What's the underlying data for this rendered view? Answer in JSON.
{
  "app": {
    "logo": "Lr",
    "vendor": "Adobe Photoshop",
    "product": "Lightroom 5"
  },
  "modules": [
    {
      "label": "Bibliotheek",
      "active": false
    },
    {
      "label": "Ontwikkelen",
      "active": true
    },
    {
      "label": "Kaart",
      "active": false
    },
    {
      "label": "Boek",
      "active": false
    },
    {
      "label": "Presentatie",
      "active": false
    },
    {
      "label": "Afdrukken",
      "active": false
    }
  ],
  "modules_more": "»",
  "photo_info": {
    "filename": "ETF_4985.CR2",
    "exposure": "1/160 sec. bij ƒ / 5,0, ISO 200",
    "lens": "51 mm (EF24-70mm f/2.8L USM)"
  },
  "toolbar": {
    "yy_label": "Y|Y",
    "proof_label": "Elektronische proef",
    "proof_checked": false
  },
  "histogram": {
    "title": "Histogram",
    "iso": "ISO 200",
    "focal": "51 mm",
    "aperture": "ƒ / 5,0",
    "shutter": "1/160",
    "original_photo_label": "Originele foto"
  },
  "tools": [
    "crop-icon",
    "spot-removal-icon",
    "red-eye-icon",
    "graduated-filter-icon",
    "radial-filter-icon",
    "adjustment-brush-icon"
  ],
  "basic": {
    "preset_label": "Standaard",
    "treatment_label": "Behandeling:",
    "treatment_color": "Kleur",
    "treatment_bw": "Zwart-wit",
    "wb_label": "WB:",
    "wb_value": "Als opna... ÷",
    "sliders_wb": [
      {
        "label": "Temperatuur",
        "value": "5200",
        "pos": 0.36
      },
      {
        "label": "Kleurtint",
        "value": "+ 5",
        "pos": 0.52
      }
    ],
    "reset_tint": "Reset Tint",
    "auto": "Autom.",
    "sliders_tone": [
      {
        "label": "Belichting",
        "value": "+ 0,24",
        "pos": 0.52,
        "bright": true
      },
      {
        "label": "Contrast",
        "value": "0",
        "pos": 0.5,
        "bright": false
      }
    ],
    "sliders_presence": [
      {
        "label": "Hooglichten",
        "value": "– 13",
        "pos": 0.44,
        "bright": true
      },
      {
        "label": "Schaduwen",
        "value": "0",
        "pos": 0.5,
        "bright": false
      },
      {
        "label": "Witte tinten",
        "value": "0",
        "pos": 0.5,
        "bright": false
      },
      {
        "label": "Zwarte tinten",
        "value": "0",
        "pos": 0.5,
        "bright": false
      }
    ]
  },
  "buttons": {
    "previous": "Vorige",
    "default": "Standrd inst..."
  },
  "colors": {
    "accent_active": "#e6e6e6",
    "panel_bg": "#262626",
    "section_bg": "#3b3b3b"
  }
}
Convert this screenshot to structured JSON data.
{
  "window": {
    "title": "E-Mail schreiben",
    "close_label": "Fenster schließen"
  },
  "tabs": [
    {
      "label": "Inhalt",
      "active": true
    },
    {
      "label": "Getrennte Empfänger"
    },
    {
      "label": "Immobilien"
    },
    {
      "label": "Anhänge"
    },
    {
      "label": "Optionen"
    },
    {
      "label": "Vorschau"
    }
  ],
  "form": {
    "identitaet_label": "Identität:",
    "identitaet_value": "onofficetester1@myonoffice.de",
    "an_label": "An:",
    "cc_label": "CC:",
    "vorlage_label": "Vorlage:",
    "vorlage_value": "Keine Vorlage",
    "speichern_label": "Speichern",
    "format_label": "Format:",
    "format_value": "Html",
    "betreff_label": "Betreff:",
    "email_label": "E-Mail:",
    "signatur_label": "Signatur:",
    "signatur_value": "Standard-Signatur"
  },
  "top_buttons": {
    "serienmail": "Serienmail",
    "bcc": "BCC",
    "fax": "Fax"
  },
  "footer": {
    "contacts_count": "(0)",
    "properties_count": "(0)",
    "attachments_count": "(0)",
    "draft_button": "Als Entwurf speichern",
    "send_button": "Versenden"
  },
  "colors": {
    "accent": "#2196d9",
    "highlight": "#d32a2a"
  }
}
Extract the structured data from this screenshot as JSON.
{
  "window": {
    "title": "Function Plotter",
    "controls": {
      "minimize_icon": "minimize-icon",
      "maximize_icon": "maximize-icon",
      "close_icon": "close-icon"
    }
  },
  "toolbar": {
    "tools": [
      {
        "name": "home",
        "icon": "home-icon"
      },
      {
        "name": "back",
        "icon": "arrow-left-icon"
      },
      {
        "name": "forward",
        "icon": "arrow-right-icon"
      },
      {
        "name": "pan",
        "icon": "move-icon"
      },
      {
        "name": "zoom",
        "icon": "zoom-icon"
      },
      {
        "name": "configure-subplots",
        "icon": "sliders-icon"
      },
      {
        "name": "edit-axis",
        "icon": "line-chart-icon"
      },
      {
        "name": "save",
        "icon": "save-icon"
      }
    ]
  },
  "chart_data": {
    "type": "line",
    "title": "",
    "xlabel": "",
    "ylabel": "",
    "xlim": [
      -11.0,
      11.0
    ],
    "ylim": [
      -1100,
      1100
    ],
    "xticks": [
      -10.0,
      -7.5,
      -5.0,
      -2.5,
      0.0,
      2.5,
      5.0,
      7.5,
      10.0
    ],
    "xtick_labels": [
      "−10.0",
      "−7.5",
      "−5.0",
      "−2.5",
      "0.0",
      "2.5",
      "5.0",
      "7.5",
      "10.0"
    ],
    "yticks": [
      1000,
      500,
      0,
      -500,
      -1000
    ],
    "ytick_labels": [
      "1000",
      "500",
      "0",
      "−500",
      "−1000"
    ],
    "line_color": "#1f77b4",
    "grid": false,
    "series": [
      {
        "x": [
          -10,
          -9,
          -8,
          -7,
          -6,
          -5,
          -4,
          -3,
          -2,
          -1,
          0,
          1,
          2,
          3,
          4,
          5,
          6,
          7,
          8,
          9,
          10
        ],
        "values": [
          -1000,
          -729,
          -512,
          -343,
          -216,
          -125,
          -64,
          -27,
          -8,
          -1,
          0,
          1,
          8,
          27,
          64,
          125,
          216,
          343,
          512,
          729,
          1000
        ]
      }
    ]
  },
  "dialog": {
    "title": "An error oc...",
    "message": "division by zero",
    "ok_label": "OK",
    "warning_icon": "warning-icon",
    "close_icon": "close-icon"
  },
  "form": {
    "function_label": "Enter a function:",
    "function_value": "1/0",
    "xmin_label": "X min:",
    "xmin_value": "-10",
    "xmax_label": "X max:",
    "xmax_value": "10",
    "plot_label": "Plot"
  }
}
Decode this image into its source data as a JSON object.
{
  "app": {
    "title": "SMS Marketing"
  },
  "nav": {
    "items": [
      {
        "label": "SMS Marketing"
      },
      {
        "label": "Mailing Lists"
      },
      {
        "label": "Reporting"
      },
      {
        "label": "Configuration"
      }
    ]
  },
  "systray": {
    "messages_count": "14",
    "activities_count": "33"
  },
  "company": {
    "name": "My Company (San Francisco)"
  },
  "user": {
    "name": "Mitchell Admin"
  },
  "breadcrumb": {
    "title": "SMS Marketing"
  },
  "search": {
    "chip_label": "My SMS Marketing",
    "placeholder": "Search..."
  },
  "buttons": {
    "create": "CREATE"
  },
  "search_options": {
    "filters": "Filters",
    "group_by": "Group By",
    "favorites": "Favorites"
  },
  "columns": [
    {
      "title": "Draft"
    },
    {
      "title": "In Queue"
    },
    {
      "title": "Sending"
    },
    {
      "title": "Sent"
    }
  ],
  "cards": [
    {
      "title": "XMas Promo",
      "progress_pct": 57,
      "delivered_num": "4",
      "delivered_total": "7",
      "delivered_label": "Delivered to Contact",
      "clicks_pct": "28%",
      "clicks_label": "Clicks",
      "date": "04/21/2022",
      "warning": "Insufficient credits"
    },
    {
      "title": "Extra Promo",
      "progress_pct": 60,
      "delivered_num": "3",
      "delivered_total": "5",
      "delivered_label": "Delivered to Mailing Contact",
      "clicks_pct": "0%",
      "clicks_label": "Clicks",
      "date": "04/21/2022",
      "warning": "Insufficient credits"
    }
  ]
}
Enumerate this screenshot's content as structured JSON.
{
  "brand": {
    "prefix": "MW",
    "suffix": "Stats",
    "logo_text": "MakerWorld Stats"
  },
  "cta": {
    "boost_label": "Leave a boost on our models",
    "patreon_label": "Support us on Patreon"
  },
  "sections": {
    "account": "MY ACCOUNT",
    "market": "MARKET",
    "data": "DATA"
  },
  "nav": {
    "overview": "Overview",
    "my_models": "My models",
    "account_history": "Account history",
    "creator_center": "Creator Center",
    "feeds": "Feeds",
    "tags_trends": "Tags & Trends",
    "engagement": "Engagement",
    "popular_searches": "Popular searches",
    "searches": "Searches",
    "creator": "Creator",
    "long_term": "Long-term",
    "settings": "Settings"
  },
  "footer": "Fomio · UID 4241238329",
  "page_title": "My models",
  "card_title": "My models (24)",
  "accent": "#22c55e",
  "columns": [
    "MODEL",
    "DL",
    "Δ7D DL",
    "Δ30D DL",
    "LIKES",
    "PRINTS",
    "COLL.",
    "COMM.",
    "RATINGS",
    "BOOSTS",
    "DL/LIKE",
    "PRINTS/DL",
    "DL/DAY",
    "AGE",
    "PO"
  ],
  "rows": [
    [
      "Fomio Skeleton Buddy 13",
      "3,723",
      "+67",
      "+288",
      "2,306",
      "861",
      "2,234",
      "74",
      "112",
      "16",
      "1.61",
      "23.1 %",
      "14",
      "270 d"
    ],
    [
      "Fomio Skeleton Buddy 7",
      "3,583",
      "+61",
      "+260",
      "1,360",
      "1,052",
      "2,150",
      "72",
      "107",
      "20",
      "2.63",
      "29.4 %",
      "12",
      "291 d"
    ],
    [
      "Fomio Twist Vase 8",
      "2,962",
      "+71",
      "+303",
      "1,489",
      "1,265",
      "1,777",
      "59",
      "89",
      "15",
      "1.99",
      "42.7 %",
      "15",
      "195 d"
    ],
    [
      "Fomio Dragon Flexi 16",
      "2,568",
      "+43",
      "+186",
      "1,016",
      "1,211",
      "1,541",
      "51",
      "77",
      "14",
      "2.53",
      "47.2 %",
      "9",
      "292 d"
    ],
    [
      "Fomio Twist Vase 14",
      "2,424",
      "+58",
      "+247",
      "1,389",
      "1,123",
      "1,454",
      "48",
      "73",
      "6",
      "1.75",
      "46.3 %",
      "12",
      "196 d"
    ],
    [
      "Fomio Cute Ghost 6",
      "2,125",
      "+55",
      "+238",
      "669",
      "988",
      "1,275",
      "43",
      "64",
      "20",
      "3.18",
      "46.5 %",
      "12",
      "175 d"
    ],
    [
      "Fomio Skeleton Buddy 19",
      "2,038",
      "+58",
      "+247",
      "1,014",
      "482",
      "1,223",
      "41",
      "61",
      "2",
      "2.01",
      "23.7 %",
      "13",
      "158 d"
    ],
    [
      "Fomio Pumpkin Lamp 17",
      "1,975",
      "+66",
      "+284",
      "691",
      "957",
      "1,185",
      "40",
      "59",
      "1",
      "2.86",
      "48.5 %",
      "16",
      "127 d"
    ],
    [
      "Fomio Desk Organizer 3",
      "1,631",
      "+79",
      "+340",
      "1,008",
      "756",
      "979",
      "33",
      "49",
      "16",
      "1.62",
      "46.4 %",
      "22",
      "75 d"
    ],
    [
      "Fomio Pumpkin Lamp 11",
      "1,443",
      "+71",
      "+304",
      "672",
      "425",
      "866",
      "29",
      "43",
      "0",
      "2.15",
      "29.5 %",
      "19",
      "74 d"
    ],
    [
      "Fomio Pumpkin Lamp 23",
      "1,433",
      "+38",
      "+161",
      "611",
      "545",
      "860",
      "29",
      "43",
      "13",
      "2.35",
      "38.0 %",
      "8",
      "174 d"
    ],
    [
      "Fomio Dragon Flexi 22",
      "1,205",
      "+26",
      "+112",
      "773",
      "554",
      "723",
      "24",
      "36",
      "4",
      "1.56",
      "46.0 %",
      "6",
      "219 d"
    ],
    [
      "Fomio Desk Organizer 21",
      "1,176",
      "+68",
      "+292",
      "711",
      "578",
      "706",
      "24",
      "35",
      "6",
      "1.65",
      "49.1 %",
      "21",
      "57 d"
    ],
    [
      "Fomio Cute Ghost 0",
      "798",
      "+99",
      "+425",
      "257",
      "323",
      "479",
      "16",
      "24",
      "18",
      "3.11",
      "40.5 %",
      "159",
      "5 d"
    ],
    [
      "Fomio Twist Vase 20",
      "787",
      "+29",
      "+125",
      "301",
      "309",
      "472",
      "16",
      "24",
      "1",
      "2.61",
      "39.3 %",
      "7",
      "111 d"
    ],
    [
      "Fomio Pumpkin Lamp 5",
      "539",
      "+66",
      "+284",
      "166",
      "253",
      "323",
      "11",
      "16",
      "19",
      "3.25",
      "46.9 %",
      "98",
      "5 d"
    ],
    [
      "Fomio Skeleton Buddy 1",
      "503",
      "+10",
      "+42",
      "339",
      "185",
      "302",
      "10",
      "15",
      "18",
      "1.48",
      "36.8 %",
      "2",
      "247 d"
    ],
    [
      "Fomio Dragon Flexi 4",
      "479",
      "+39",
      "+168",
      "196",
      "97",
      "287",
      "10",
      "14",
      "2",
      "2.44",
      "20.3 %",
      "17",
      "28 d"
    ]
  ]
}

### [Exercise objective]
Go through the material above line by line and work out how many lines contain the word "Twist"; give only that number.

### [Your response]
3